Try it: Reproduce every entry below exactly, minus the pictures.

─── Record excerpts ───

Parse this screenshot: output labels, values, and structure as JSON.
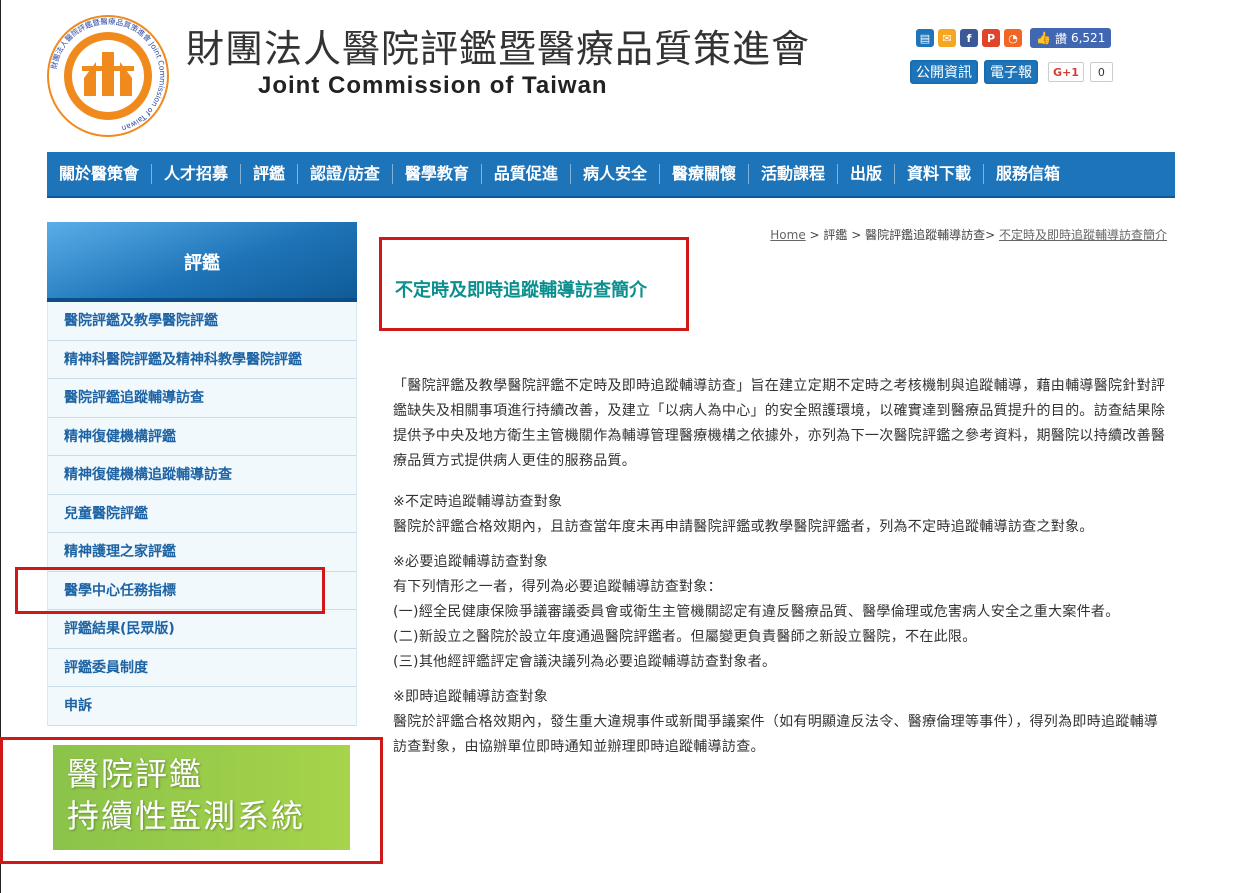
{
  "header": {
    "org_zh": "財團法人醫院評鑑暨醫療品質策進會",
    "org_en": "Joint Commission of Taiwan",
    "logo_ring_text": "財團法人醫院評鑑暨醫療品質策進會 Joint Commission of Taiwan",
    "like_label": "讚",
    "like_count": "6,521",
    "public_info": "公開資訊",
    "epaper": "電子報",
    "gplus": "G+1",
    "gplus_count": "0"
  },
  "nav": [
    "關於醫策會",
    "人才招募",
    "評鑑",
    "認證/訪查",
    "醫學教育",
    "品質促進",
    "病人安全",
    "醫療關懷",
    "活動課程",
    "出版",
    "資料下載",
    "服務信箱"
  ],
  "sidebar": {
    "title": "評鑑",
    "items": [
      "醫院評鑑及教學醫院評鑑",
      "精神科醫院評鑑及精神科教學醫院評鑑",
      "醫院評鑑追蹤輔導訪查",
      "精神復健機構評鑑",
      "精神復健機構追蹤輔導訪查",
      "兒童醫院評鑑",
      "精神護理之家評鑑",
      "醫學中心任務指標",
      "評鑑結果(民眾版)",
      "評鑑委員制度",
      "申訴"
    ]
  },
  "banner": {
    "line1": "醫院評鑑",
    "line2": "持續性監測系統"
  },
  "breadcrumb": {
    "home": "Home",
    "sep1": " > ",
    "level1": "評鑑",
    "sep2": " > ",
    "level2": "醫院評鑑追蹤輔導訪查",
    "sep3": "> ",
    "current": "不定時及即時追蹤輔導訪查簡介"
  },
  "main": {
    "title": "不定時及即時追蹤輔導訪查簡介",
    "intro": "「醫院評鑑及教學醫院評鑑不定時及即時追蹤輔導訪查」旨在建立定期不定時之考核機制與追蹤輔導，藉由輔導醫院針對評鑑缺失及相關事項進行持續改善，及建立「以病人為中心」的安全照護環境，以確實達到醫療品質提升的目的。訪查結果除提供予中央及地方衛生主管機關作為輔導管理醫療機構之依據外，亦列為下一次醫院評鑑之參考資料，期醫院以持續改善醫療品質方式提供病人更佳的服務品質。",
    "s1_head": "※不定時追蹤輔導訪查對象",
    "s1_body": "醫院於評鑑合格效期內，且訪查當年度未再申請醫院評鑑或教學醫院評鑑者，列為不定時追蹤輔導訪查之對象。",
    "s2_head": "※必要追蹤輔導訪查對象",
    "s2_lead": "有下列情形之一者，得列為必要追蹤輔導訪查對象：",
    "s2_i1": "(一)經全民健康保險爭議審議委員會或衛生主管機關認定有違反醫療品質、醫學倫理或危害病人安全之重大案件者。",
    "s2_i2": "(二)新設立之醫院於設立年度通過醫院評鑑者。但屬變更負責醫師之新設立醫院，不在此限。",
    "s2_i3": "(三)其他經評鑑評定會議決議列為必要追蹤輔導訪查對象者。",
    "s3_head": "※即時追蹤輔導訪查對象",
    "s3_body": "醫院於評鑑合格效期內，發生重大違規事件或新聞爭議案件（如有明顯違反法令、醫療倫理等事件），得列為即時追蹤輔導訪查對象，由協辦單位即時通知並辦理即時追蹤輔導訪查。"
  },
  "colors": {
    "nav_blue": "#1e74b8",
    "title_teal": "#0a8f8f",
    "side_text": "#1e63a4",
    "logo_orange": "#f08a1c",
    "highlight_red": "#d01818",
    "banner_green": "#8bc34a"
  }
}
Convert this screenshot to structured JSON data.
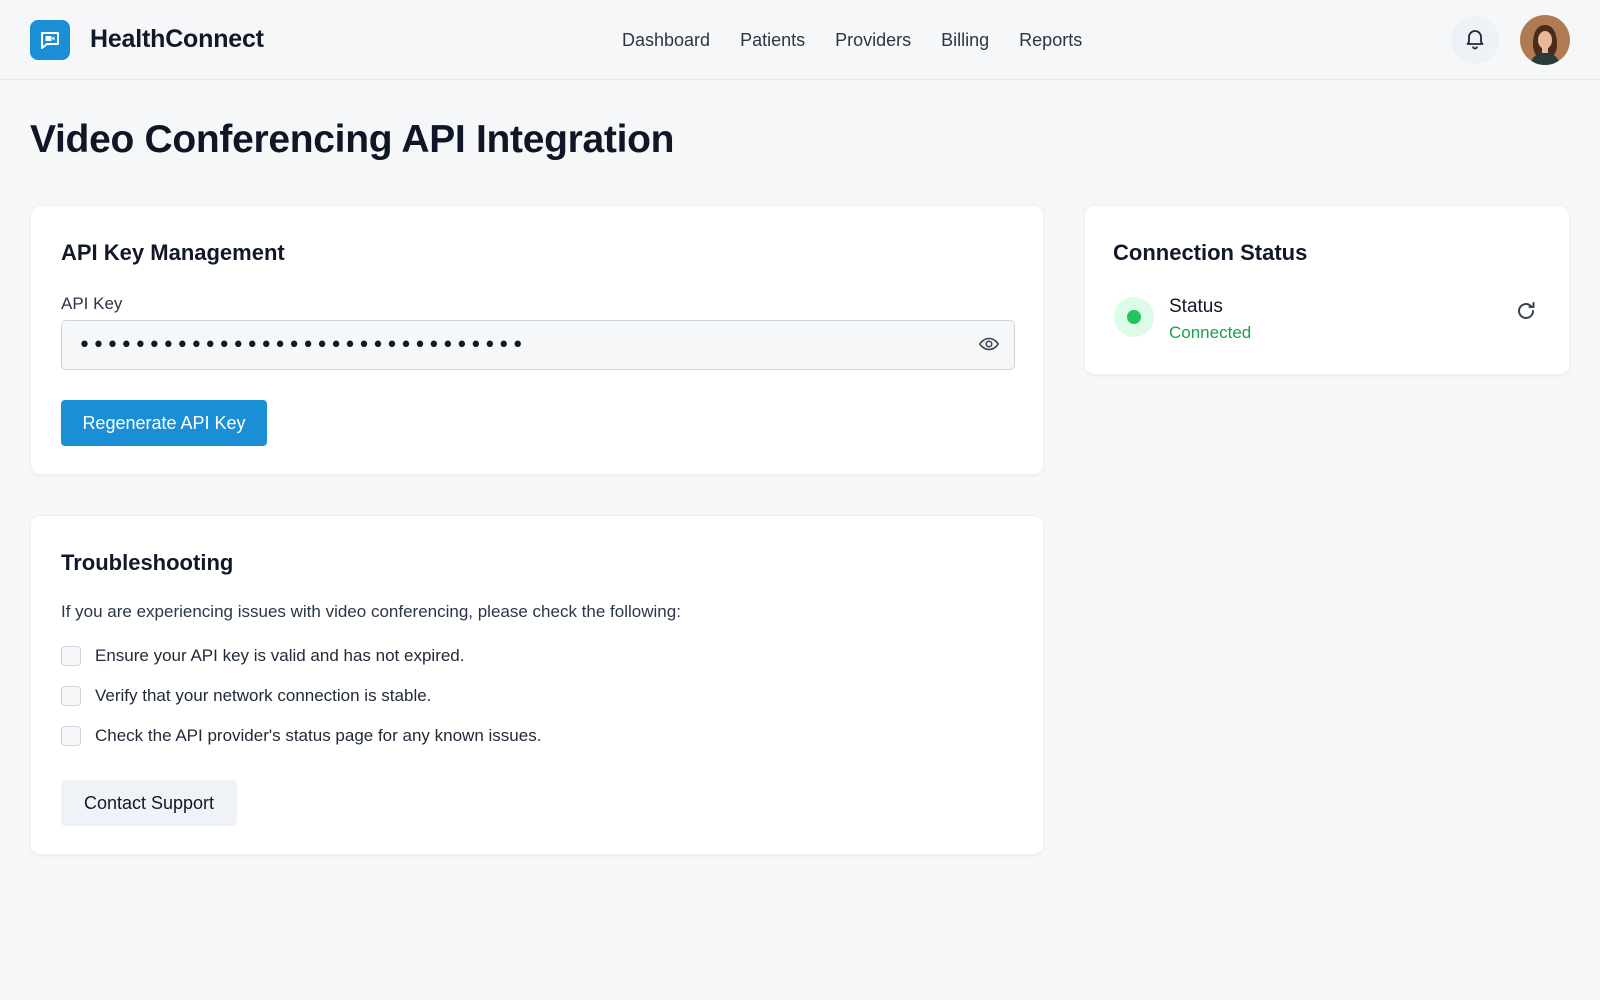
{
  "header": {
    "brand": "HealthConnect",
    "logo_icon": "video-chat-icon",
    "nav": [
      "Dashboard",
      "Patients",
      "Providers",
      "Billing",
      "Reports"
    ],
    "notification_icon": "bell-icon",
    "avatar_icon": "user-avatar"
  },
  "page": {
    "title": "Video Conferencing API Integration"
  },
  "api_card": {
    "title": "API Key Management",
    "field_label": "API Key",
    "api_key_value": "••••••••••••••••••••••••••••••••",
    "toggle_icon": "eye-icon",
    "regenerate_label": "Regenerate API Key"
  },
  "troubleshooting": {
    "title": "Troubleshooting",
    "intro": "If you are experiencing issues with video conferencing, please check the following:",
    "items": [
      "Ensure your API key is valid and has not expired.",
      "Verify that your network connection is stable.",
      "Check the API provider's status page for any known issues."
    ],
    "contact_label": "Contact Support"
  },
  "status_card": {
    "title": "Connection Status",
    "label": "Status",
    "value": "Connected",
    "refresh_icon": "refresh-icon"
  },
  "colors": {
    "primary": "#1b8fd6",
    "success": "#16a34a",
    "background": "#f5f7f9"
  }
}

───

Reply:
Parse this screenshot: output labels, values, and structure as JSON.
{
  "header": {
    "org_zh": "財團法人醫院評鑑暨醫療品質策進會",
    "org_en": "Joint Commission of Taiwan",
    "logo_ring_text": "財團法人醫院評鑑暨醫療品質策進會 Joint Commission of Taiwan",
    "like_label": "讚",
    "like_count": "6,521",
    "public_info": "公開資訊",
    "epaper": "電子報",
    "gplus": "G+1",
    "gplus_count": "0"
  },
  "nav": [
    "關於醫策會",
    "人才招募",
    "評鑑",
    "認證/訪查",
    "醫學教育",
    "品質促進",
    "病人安全",
    "醫療關懷",
    "活動課程",
    "出版",
    "資料下載",
    "服務信箱"
  ],
  "sidebar": {
    "title": "評鑑",
    "items": [
      "醫院評鑑及教學醫院評鑑",
      "精神科醫院評鑑及精神科教學醫院評鑑",
      "醫院評鑑追蹤輔導訪查",
      "精神復健機構評鑑",
      "精神復健機構追蹤輔導訪查",
      "兒童醫院評鑑",
      "精神護理之家評鑑",
      "醫學中心任務指標",
      "評鑑結果(民眾版)",
      "評鑑委員制度",
      "申訴"
    ]
  },
  "banner": {
    "line1": "醫院評鑑",
    "line2": "持續性監測系統"
  },
  "breadcrumb": {
    "home": "Home",
    "sep1": " > ",
    "level1": "評鑑",
    "sep2": " > ",
    "level2": "醫院評鑑追蹤輔導訪查",
    "sep3": "> ",
    "current": "不定時及即時追蹤輔導訪查簡介"
  },
  "main": {
    "title": "不定時及即時追蹤輔導訪查簡介",
    "intro": "「醫院評鑑及教學醫院評鑑不定時及即時追蹤輔導訪查」旨在建立定期不定時之考核機制與追蹤輔導，藉由輔導醫院針對評鑑缺失及相關事項進行持續改善，及建立「以病人為中心」的安全照護環境，以確實達到醫療品質提升的目的。訪查結果除提供予中央及地方衛生主管機關作為輔導管理醫療機構之依據外，亦列為下一次醫院評鑑之參考資料，期醫院以持續改善醫療品質方式提供病人更佳的服務品質。",
    "s1_head": "※不定時追蹤輔導訪查對象",
    "s1_body": "醫院於評鑑合格效期內，且訪查當年度未再申請醫院評鑑或教學醫院評鑑者，列為不定時追蹤輔導訪查之對象。",
    "s2_head": "※必要追蹤輔導訪查對象",
    "s2_lead": "有下列情形之一者，得列為必要追蹤輔導訪查對象：",
    "s2_i1": "(一)經全民健康保險爭議審議委員會或衛生主管機關認定有違反醫療品質、醫學倫理或危害病人安全之重大案件者。",
    "s2_i2": "(二)新設立之醫院於設立年度通過醫院評鑑者。但屬變更負責醫師之新設立醫院，不在此限。",
    "s2_i3": "(三)其他經評鑑評定會議決議列為必要追蹤輔導訪查對象者。",
    "s3_head": "※即時追蹤輔導訪查對象",
    "s3_body": "醫院於評鑑合格效期內，發生重大違規事件或新聞爭議案件（如有明顯違反法令、醫療倫理等事件），得列為即時追蹤輔導訪查對象，由協辦單位即時通知並辦理即時追蹤輔導訪查。"
  },
  "colors": {
    "nav_blue": "#1e74b8",
    "title_teal": "#0a8f8f",
    "side_text": "#1e63a4",
    "logo_orange": "#f08a1c",
    "highlight_red": "#d01818",
    "banner_green": "#8bc34a"
  }
}
Convert this screenshot to structured JSON data.
{
  "header": {
    "brand": "HealthConnect",
    "logo_icon": "video-chat-icon",
    "nav": [
      "Dashboard",
      "Patients",
      "Providers",
      "Billing",
      "Reports"
    ],
    "notification_icon": "bell-icon",
    "avatar_icon": "user-avatar"
  },
  "page": {
    "title": "Video Conferencing API Integration"
  },
  "api_card": {
    "title": "API Key Management",
    "field_label": "API Key",
    "api_key_value": "••••••••••••••••••••••••••••••••",
    "toggle_icon": "eye-icon",
    "regenerate_label": "Regenerate API Key"
  },
  "troubleshooting": {
    "title": "Troubleshooting",
    "intro": "If you are experiencing issues with video conferencing, please check the following:",
    "items": [
      "Ensure your API key is valid and has not expired.",
      "Verify that your network connection is stable.",
      "Check the API provider's status page for any known issues."
    ],
    "contact_label": "Contact Support"
  },
  "status_card": {
    "title": "Connection Status",
    "label": "Status",
    "value": "Connected",
    "refresh_icon": "refresh-icon"
  },
  "colors": {
    "primary": "#1b8fd6",
    "success": "#16a34a",
    "background": "#f5f7f9"
  }
}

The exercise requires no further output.